Excerpts from an interface dataset
BEGIN

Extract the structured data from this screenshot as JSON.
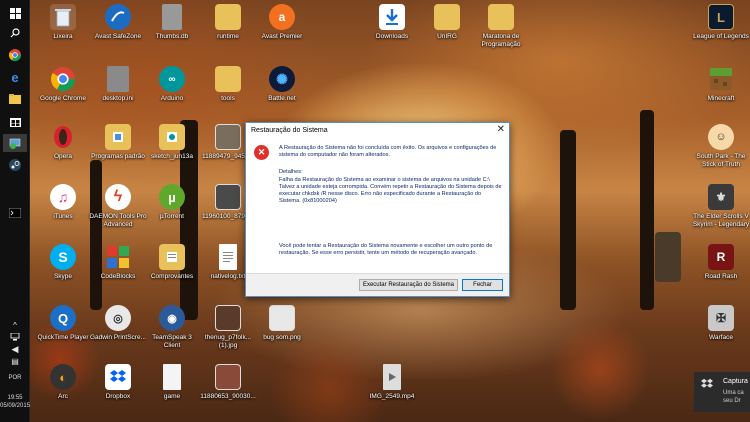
{
  "desktop_icons": [
    {
      "name": "lixeira",
      "label": "Lixeira",
      "icon": "recycle-bin-icon"
    },
    {
      "name": "avast-safezone",
      "label": "Avast SafeZone",
      "icon": "avast-safezone-icon"
    },
    {
      "name": "thumbs-db",
      "label": "Thumbs.db",
      "icon": "file-icon"
    },
    {
      "name": "runtime",
      "label": "runtime",
      "icon": "file-icon"
    },
    {
      "name": "avast-premier",
      "label": "Avast Premier",
      "icon": "avast-icon"
    },
    {
      "name": "downloads",
      "label": "Downloads",
      "icon": "downloads-icon"
    },
    {
      "name": "unirg",
      "label": "UnIRG",
      "icon": "folder-icon"
    },
    {
      "name": "maratona",
      "label": "Maratona de Programação",
      "icon": "folder-icon"
    },
    {
      "name": "league-of-legends",
      "label": "League of Legends",
      "icon": "league-of-legends-icon"
    },
    {
      "name": "google-chrome",
      "label": "Google Chrome",
      "icon": "chrome-icon"
    },
    {
      "name": "desktop-ini",
      "label": "desktop.ini",
      "icon": "file-icon"
    },
    {
      "name": "arduino",
      "label": "Arduino",
      "icon": "arduino-icon"
    },
    {
      "name": "tools",
      "label": "tools",
      "icon": "folder-icon"
    },
    {
      "name": "battlenet",
      "label": "Battle.net",
      "icon": "battlenet-icon"
    },
    {
      "name": "minecraft",
      "label": "Minecraft",
      "icon": "minecraft-icon"
    },
    {
      "name": "opera",
      "label": "Opera",
      "icon": "opera-icon"
    },
    {
      "name": "programas-padrao",
      "label": "Programas padrão",
      "icon": "folder-icon"
    },
    {
      "name": "sketch",
      "label": "sketch_jun13a",
      "icon": "folder-icon"
    },
    {
      "name": "file-11889479",
      "label": "11889479_9455...",
      "icon": "photo-icon"
    },
    {
      "name": "south-park",
      "label": "South Park - The Stick of Truth",
      "icon": "south-park-icon"
    },
    {
      "name": "itunes",
      "label": "iTunes",
      "icon": "itunes-icon"
    },
    {
      "name": "daemon-tools",
      "label": "DAEMON Tools Pro Advanced",
      "icon": "daemon-tools-icon"
    },
    {
      "name": "utorrent",
      "label": "µTorrent",
      "icon": "utorrent-icon"
    },
    {
      "name": "file-11960100",
      "label": "11960100_8792...",
      "icon": "photo-icon"
    },
    {
      "name": "elder-scrolls",
      "label": "The Elder Scrolls V Skyrim - Legendary",
      "icon": "skyrim-icon"
    },
    {
      "name": "skype",
      "label": "Skype",
      "icon": "skype-icon"
    },
    {
      "name": "codeblocks",
      "label": "CodeBlocks",
      "icon": "codeblocks-icon"
    },
    {
      "name": "comprovantes",
      "label": "Comprovantes",
      "icon": "folder-icon"
    },
    {
      "name": "nativelog",
      "label": "nativelog.txt",
      "icon": "text-file-icon"
    },
    {
      "name": "road-rash",
      "label": "Road Rash",
      "icon": "road-rash-icon"
    },
    {
      "name": "quicktime",
      "label": "QuickTime Player",
      "icon": "quicktime-icon"
    },
    {
      "name": "gadwin",
      "label": "Gadwin PrintScre...",
      "icon": "gadwin-icon"
    },
    {
      "name": "teamspeak",
      "label": "TeamSpeak 3 Client",
      "icon": "teamspeak-icon"
    },
    {
      "name": "thenug",
      "label": "thenug_p7folk... (1).jpg",
      "icon": "photo-icon"
    },
    {
      "name": "bug-som",
      "label": "bug som.png",
      "icon": "photo-icon"
    },
    {
      "name": "warface",
      "label": "Warface",
      "icon": "warface-icon"
    },
    {
      "name": "arc",
      "label": "Arc",
      "icon": "arc-icon"
    },
    {
      "name": "dropbox",
      "label": "Dropbox",
      "icon": "dropbox-icon"
    },
    {
      "name": "game",
      "label": "game",
      "icon": "file-icon"
    },
    {
      "name": "file-11880653",
      "label": "11880653_90030...",
      "icon": "photo-icon"
    },
    {
      "name": "img-2549",
      "label": "IMG_2549.mp4",
      "icon": "video-file-icon"
    }
  ],
  "taskbar": {
    "language": "POR",
    "time": "19:55",
    "date": "05/09/2015",
    "icons": [
      "windows-start-icon",
      "search-icon",
      "chrome-icon",
      "edge-icon",
      "file-explorer-icon",
      "store-icon",
      "system-restore-icon",
      "steam-icon",
      "cmd-icon"
    ]
  },
  "dialog": {
    "title": "Restauração do Sistema",
    "message": "A Restauração do Sistema não foi concluída com êxito. Os arquivos e configurações de sistema do computador não foram alterados.",
    "details_heading": "Detalhes:",
    "details": "Falha da Restauração do Sistema ao examinar o sistema de arquivos na unidade C:\\ Talvez a unidade esteja corrompida. Convém repetir a Restauração do Sistema depois de executar chkdsk /R nesse disco. Erro não especificado durante a Restauração do Sistema. (0x81000204)",
    "hint": "Você pode tentar a Restauração do Sistema novamente e escolher um outro ponto de restauração. Se esse erro persistir, tente um método de recuperação avançado.",
    "run_button": "Executar Restauração do Sistema",
    "close_button": "Fechar"
  },
  "notification": {
    "title": "Captura",
    "body_line1": "Uma ca",
    "body_line2": "seu Dr"
  }
}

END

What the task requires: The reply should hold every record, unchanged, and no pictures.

Task result:
Extract the structured data from this screenshot as JSON.
{
  "desktop_icons": [
    {
      "name": "lixeira",
      "label": "Lixeira",
      "icon": "recycle-bin-icon"
    },
    {
      "name": "avast-safezone",
      "label": "Avast SafeZone",
      "icon": "avast-safezone-icon"
    },
    {
      "name": "thumbs-db",
      "label": "Thumbs.db",
      "icon": "file-icon"
    },
    {
      "name": "runtime",
      "label": "runtime",
      "icon": "file-icon"
    },
    {
      "name": "avast-premier",
      "label": "Avast Premier",
      "icon": "avast-icon"
    },
    {
      "name": "downloads",
      "label": "Downloads",
      "icon": "downloads-icon"
    },
    {
      "name": "unirg",
      "label": "UnIRG",
      "icon": "folder-icon"
    },
    {
      "name": "maratona",
      "label": "Maratona de Programação",
      "icon": "folder-icon"
    },
    {
      "name": "league-of-legends",
      "label": "League of Legends",
      "icon": "league-of-legends-icon"
    },
    {
      "name": "google-chrome",
      "label": "Google Chrome",
      "icon": "chrome-icon"
    },
    {
      "name": "desktop-ini",
      "label": "desktop.ini",
      "icon": "file-icon"
    },
    {
      "name": "arduino",
      "label": "Arduino",
      "icon": "arduino-icon"
    },
    {
      "name": "tools",
      "label": "tools",
      "icon": "folder-icon"
    },
    {
      "name": "battlenet",
      "label": "Battle.net",
      "icon": "battlenet-icon"
    },
    {
      "name": "minecraft",
      "label": "Minecraft",
      "icon": "minecraft-icon"
    },
    {
      "name": "opera",
      "label": "Opera",
      "icon": "opera-icon"
    },
    {
      "name": "programas-padrao",
      "label": "Programas padrão",
      "icon": "folder-icon"
    },
    {
      "name": "sketch",
      "label": "sketch_jun13a",
      "icon": "folder-icon"
    },
    {
      "name": "file-11889479",
      "label": "11889479_9455...",
      "icon": "photo-icon"
    },
    {
      "name": "south-park",
      "label": "South Park - The Stick of Truth",
      "icon": "south-park-icon"
    },
    {
      "name": "itunes",
      "label": "iTunes",
      "icon": "itunes-icon"
    },
    {
      "name": "daemon-tools",
      "label": "DAEMON Tools Pro Advanced",
      "icon": "daemon-tools-icon"
    },
    {
      "name": "utorrent",
      "label": "µTorrent",
      "icon": "utorrent-icon"
    },
    {
      "name": "file-11960100",
      "label": "11960100_8792...",
      "icon": "photo-icon"
    },
    {
      "name": "elder-scrolls",
      "label": "The Elder Scrolls V Skyrim - Legendary",
      "icon": "skyrim-icon"
    },
    {
      "name": "skype",
      "label": "Skype",
      "icon": "skype-icon"
    },
    {
      "name": "codeblocks",
      "label": "CodeBlocks",
      "icon": "codeblocks-icon"
    },
    {
      "name": "comprovantes",
      "label": "Comprovantes",
      "icon": "folder-icon"
    },
    {
      "name": "nativelog",
      "label": "nativelog.txt",
      "icon": "text-file-icon"
    },
    {
      "name": "road-rash",
      "label": "Road Rash",
      "icon": "road-rash-icon"
    },
    {
      "name": "quicktime",
      "label": "QuickTime Player",
      "icon": "quicktime-icon"
    },
    {
      "name": "gadwin",
      "label": "Gadwin PrintScre...",
      "icon": "gadwin-icon"
    },
    {
      "name": "teamspeak",
      "label": "TeamSpeak 3 Client",
      "icon": "teamspeak-icon"
    },
    {
      "name": "thenug",
      "label": "thenug_p7folk... (1).jpg",
      "icon": "photo-icon"
    },
    {
      "name": "bug-som",
      "label": "bug som.png",
      "icon": "photo-icon"
    },
    {
      "name": "warface",
      "label": "Warface",
      "icon": "warface-icon"
    },
    {
      "name": "arc",
      "label": "Arc",
      "icon": "arc-icon"
    },
    {
      "name": "dropbox",
      "label": "Dropbox",
      "icon": "dropbox-icon"
    },
    {
      "name": "game",
      "label": "game",
      "icon": "file-icon"
    },
    {
      "name": "file-11880653",
      "label": "11880653_90030...",
      "icon": "photo-icon"
    },
    {
      "name": "img-2549",
      "label": "IMG_2549.mp4",
      "icon": "video-file-icon"
    }
  ],
  "taskbar": {
    "language": "POR",
    "time": "19:55",
    "date": "05/09/2015",
    "icons": [
      "windows-start-icon",
      "search-icon",
      "chrome-icon",
      "edge-icon",
      "file-explorer-icon",
      "store-icon",
      "system-restore-icon",
      "steam-icon",
      "cmd-icon"
    ]
  },
  "dialog": {
    "title": "Restauração do Sistema",
    "message": "A Restauração do Sistema não foi concluída com êxito. Os arquivos e configurações de sistema do computador não foram alterados.",
    "details_heading": "Detalhes:",
    "details": "Falha da Restauração do Sistema ao examinar o sistema de arquivos na unidade C:\\ Talvez a unidade esteja corrompida. Convém repetir a Restauração do Sistema depois de executar chkdsk /R nesse disco. Erro não especificado durante a Restauração do Sistema. (0x81000204)",
    "hint": "Você pode tentar a Restauração do Sistema novamente e escolher um outro ponto de restauração. Se esse erro persistir, tente um método de recuperação avançado.",
    "run_button": "Executar Restauração do Sistema",
    "close_button": "Fechar"
  },
  "notification": {
    "title": "Captura",
    "body_line1": "Uma ca",
    "body_line2": "seu Dr"
  }
}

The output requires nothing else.